Conclusions: These observations suggest that the acute activation of GLP1R in neonates durably alters hypothalamic architecture to limit adult weight gain and adiposity, identifying GLP1R as a therapeutic target for obesity prevention.[Hide abstract]
Objective: Upregulation of uncoupling protein 2 (UCP2) is associated with impaired glucose-stimulated insulin secretion (GSIS), which is thought to be an important contributor to pathological β cell failure in obesity and type 2 diabetes (T2D); however, the physiological function of UCP2 in the β cell remains undefined. It has been suggested, but not yet tested, that UCP2 plays a physiological role in β cells by coordinating insulin secretion capacity with anticipated fluctuating nutrient supply, such that upregulation of UCP2 in the inactive/fasted state inhibits GSIS as a mechanism to prevent hypoglycemia. Therefore, we hypothesized that daily cycles of GSIS capacity are dependent on rhythmic and predictable patterns of Ucp2 gene expression such that low Ucp2 in the active/fed phase promotes maximal GSIS capacity, whereas elevated Ucp2 expression in the inactive/fasted phase supresses GSIS capacity. We further hypothesized that rhythmic Ucp2 expression is required for the maintenance of glucose tolerance over the 24 h cycle.
Methods: We used synchronized MIN6 clonal β cells and isolated mouse islets from wild type (C57BL6) and mice with β cell knockout of Ucp2 (Ucp2-βKO; and respective Ins2-cre controls) to determine the endogenous expression pattern of Ucp2 over 24 h and its impact on GSIS capacity and glucose tolerance over 24 h.
Results: A dynamic pattern of Ucp2 mRNA expression was observed in synchronized MIN6 cells, which showed a reciprocal relationship with GSIS capacity in a time-of-day-specific manner. GSIS capacity was suppressed in islets isolated from wild type and control mice during the light/inactive phase of the daily cycle; a suppression that was dependent on Ucp2 in the β cell and was lost in islets isolated from Ucp2-βKO mice or wild type islets treated with a UCP2 inhibitor. Finally, suppression of GSIS capacity by UCP2 in the light phase was required for the maintenance of normal patterns of glucose tolerance.

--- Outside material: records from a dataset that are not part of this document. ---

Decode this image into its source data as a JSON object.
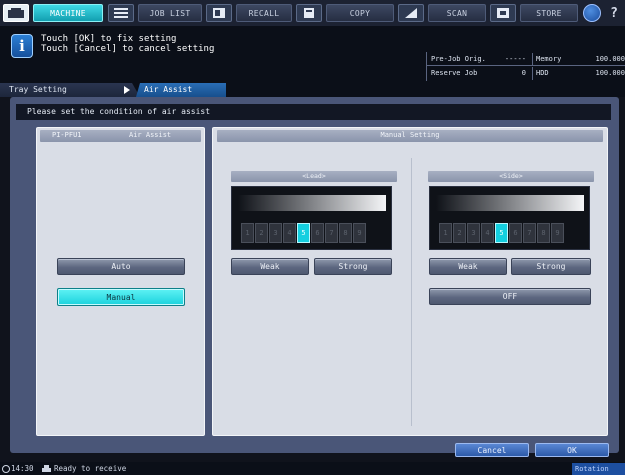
{
  "modebar": {
    "tabs": [
      {
        "label": "MACHINE",
        "icon": "machine-icon",
        "active": true
      },
      {
        "label": "JOB LIST",
        "icon": "job-list-icon",
        "active": false
      },
      {
        "label": "RECALL",
        "icon": "recall-icon",
        "active": false
      },
      {
        "label": "COPY",
        "icon": "copy-icon",
        "active": false
      },
      {
        "label": "SCAN",
        "icon": "scan-icon",
        "active": false
      },
      {
        "label": "STORE",
        "icon": "store-icon",
        "active": false
      }
    ],
    "help_icon": "help-icon",
    "question_label": "?"
  },
  "message": {
    "icon_glyph": "i",
    "line1": "Touch [OK] to fix setting",
    "line2": "Touch [Cancel] to cancel setting"
  },
  "status": {
    "pre_job_label": "Pre-Job Orig.",
    "pre_job_value": "-----",
    "memory_label": "Memory",
    "memory_value": "100.000",
    "reserve_label": "Reserve Job",
    "reserve_value": "0",
    "hdd_label": "HDD",
    "hdd_value": "100.000"
  },
  "breadcrumb": {
    "parent": "Tray Setting",
    "current": "Air Assist"
  },
  "instruction": "Please set the condition of air assist",
  "left_panel": {
    "tray": "PI-PFU1",
    "title": "Air Assist",
    "auto_label": "Auto",
    "manual_label": "Manual",
    "selected": "Manual"
  },
  "right_panel": {
    "title": "Manual Setting",
    "lead": {
      "label": "<Lead>",
      "levels": [
        "1",
        "2",
        "3",
        "4",
        "5",
        "6",
        "7",
        "8",
        "9"
      ],
      "selected_level": 5,
      "weak_label": "Weak",
      "strong_label": "Strong"
    },
    "side": {
      "label": "<Side>",
      "levels": [
        "1",
        "2",
        "3",
        "4",
        "5",
        "6",
        "7",
        "8",
        "9"
      ],
      "selected_level": 5,
      "weak_label": "Weak",
      "strong_label": "Strong",
      "off_label": "OFF"
    }
  },
  "footer": {
    "cancel_label": "Cancel",
    "ok_label": "OK"
  },
  "statusbar": {
    "time": "14:30",
    "ready": "Ready to receive",
    "rotation": "Rotation"
  },
  "colors": {
    "accent": "#1bd2dd",
    "work_area": "#4a5678",
    "panel": "#d9dde6",
    "level_on": "#14cfe0"
  }
}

Conclusions: Our study suggests that Ucp2/UCP2 in the β cell is part of an important, endogenous, metabolic regulator that controls the temporal capacity of GSIS over the course of the day/night cycle, which, in turn, regulates time-of-day glucose tolerance. Targeting Ucp2/UCP2 as a therapeutic in type 2 diabetes or any other metabolic condition must take into account the rhythmic nature of its expression and its impact on glucose tolerance over 24 h, specifically during the inactive/fasted phase.[Hide abstract]

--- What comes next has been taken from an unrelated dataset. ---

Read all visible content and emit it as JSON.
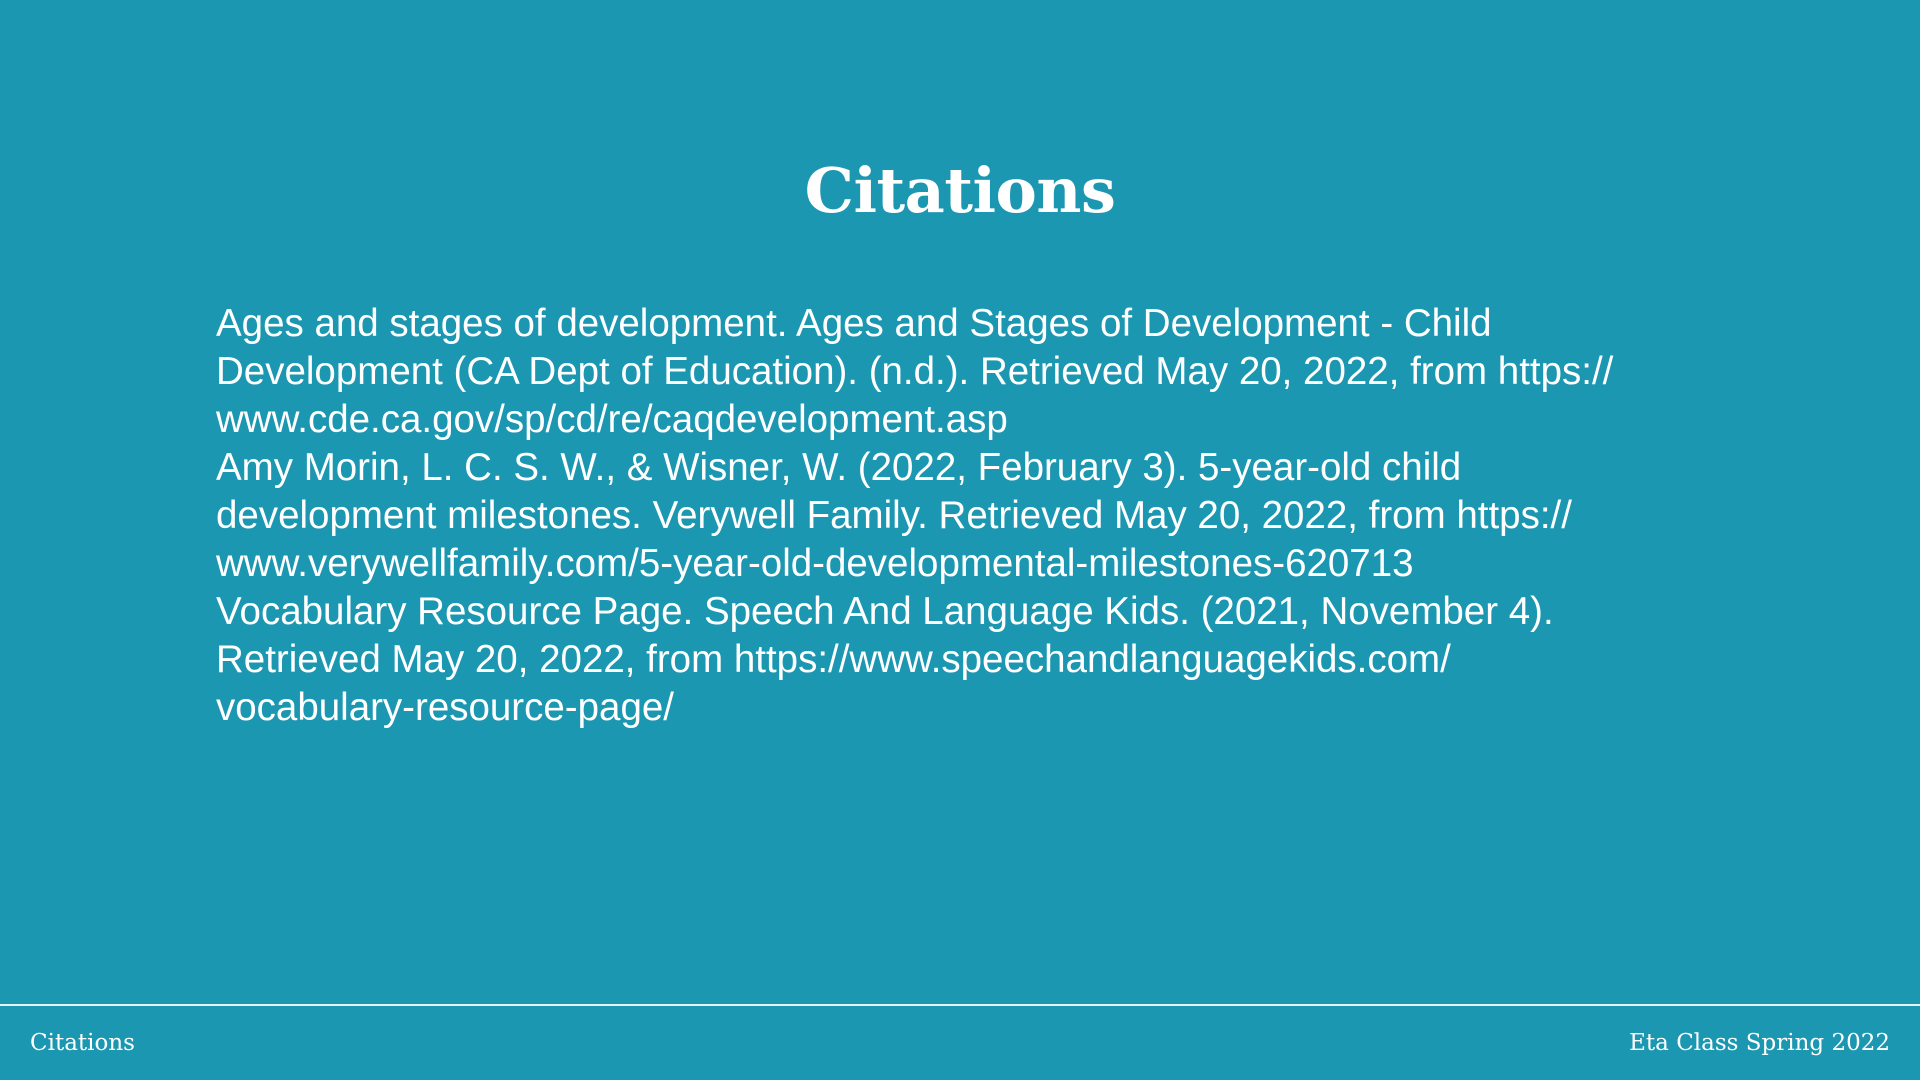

Objective: MicroRNAs (miRNAs) are increasingly recognized as fine-tuning regulators of metabolism, and are dysregulated in several disease conditions. With their capacity to rapidly change gene expression, miRNAs are also important regulators of development and cell differentiation. In the current study, we describe an impaired myogenic capacity of muscle stem cells isolated from humans with type 2 diabetes (T2DM) and assess whether this phenotype is regulated by miRNAs.
Methods: We measured global miRNA expression during in vitro differentiation of muscle stem cells derived from T2DM patients and healthy controls.
Results: The mir-23b/27b cluster was downregulated in the cells of the patients, and a pro-myogenic effect of these miRNAs was mediated through the p53 pathway, which was concordantly dysregulated in the muscle cells derived from humans with T2DM.
Conclusions: Our results indicate that we have identified a novel pathway for coordination of myogenesis, the miR-23b/27b-p53 axis that, when dysregulated, potentially contributes to a sustained muscular dysfunction in T2DM.[Hide abstract]